WORK INSTRUCTION:
Wherever a line in the records contains the word "JSON", return that line.

[Dataset items]
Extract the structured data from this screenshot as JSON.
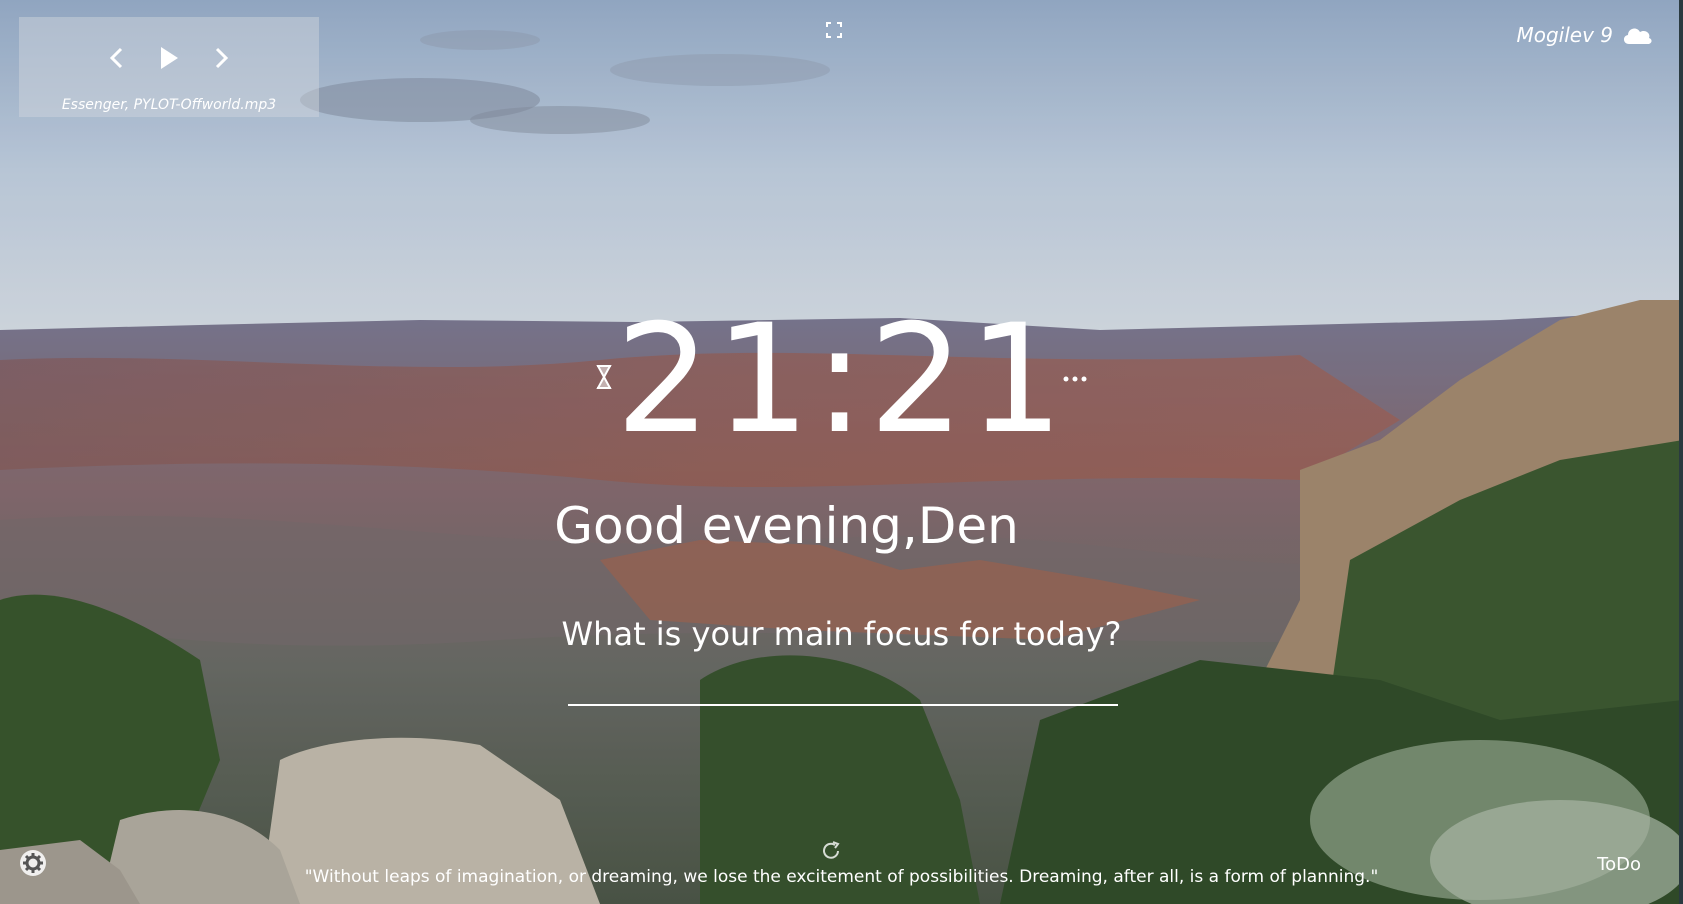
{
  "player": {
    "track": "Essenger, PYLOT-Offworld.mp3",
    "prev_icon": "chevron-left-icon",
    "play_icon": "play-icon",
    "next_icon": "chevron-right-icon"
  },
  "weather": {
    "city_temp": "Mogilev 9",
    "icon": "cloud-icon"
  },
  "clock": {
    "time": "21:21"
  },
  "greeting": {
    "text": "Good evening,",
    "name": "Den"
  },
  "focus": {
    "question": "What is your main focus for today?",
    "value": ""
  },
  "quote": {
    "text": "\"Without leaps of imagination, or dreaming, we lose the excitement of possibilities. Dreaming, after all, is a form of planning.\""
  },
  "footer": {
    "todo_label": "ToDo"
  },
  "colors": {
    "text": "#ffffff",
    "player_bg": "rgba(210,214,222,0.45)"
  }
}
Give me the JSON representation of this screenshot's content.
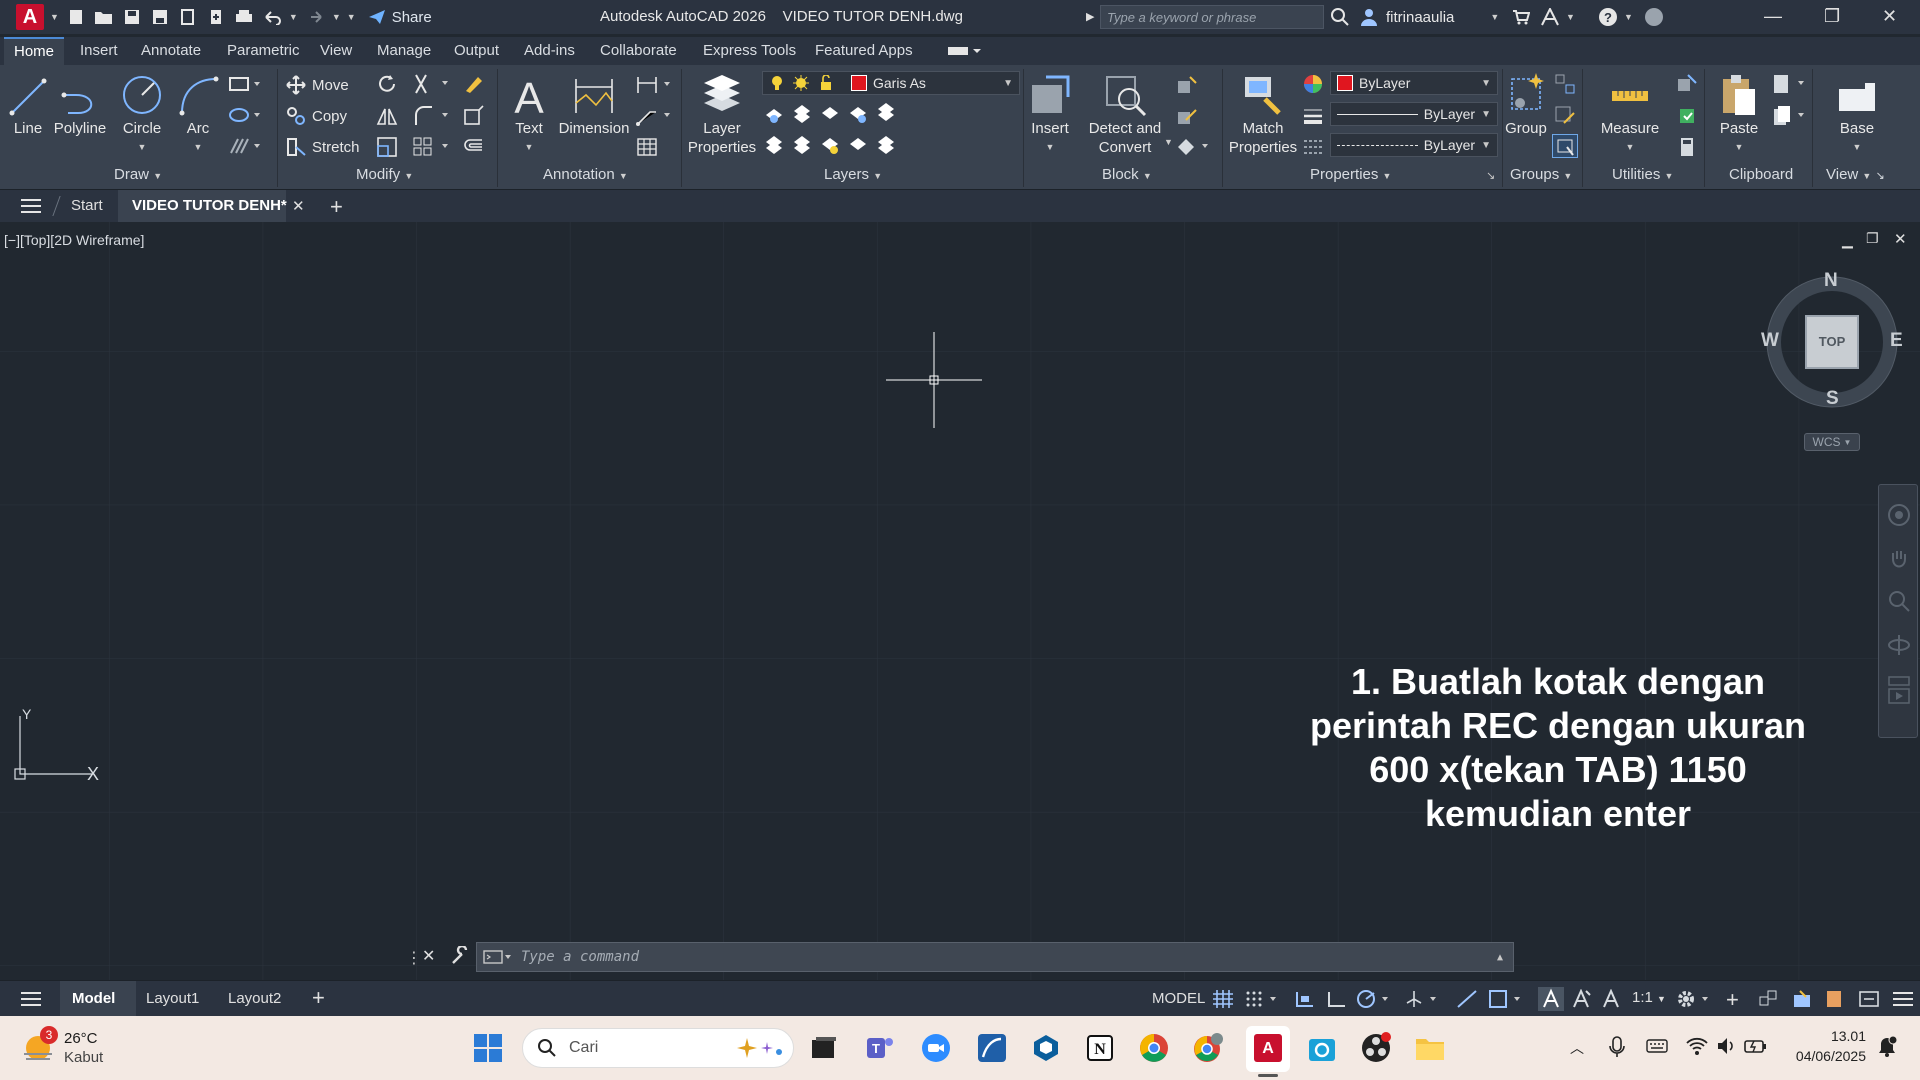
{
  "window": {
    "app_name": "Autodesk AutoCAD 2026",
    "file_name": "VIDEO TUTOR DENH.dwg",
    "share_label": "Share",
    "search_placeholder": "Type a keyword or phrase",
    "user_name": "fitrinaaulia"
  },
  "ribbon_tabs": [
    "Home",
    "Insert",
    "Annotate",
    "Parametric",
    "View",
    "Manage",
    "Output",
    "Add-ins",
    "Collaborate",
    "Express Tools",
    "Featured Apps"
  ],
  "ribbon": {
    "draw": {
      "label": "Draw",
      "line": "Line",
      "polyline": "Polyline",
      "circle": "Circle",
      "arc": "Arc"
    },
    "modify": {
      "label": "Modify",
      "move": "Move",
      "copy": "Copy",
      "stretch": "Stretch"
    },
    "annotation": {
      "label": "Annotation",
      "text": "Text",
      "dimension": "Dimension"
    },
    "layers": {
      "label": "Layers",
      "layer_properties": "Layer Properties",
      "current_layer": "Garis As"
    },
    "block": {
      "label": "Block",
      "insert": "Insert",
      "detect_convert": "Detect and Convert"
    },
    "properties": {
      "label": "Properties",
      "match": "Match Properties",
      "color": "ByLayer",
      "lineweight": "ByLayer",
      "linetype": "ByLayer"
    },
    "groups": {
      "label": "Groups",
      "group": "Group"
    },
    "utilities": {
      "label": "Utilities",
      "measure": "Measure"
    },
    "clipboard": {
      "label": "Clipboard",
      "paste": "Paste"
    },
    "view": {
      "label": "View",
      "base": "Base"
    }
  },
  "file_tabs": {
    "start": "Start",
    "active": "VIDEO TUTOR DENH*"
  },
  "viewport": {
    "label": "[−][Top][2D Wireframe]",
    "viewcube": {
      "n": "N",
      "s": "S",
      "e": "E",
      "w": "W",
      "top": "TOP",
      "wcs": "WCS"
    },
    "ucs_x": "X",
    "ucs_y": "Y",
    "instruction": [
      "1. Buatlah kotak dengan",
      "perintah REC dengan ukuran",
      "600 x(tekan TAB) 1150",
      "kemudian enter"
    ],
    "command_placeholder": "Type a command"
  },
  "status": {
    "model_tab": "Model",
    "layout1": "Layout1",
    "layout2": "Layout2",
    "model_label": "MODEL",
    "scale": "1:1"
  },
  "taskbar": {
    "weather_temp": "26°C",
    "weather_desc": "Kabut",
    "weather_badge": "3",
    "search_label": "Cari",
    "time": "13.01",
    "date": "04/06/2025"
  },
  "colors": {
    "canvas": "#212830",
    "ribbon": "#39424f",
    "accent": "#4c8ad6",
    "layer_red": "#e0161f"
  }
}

WRITTEN RESPONSE:
Extract the structured data from this screenshot as JSON.
Give me the JSON representation of this screenshot's content.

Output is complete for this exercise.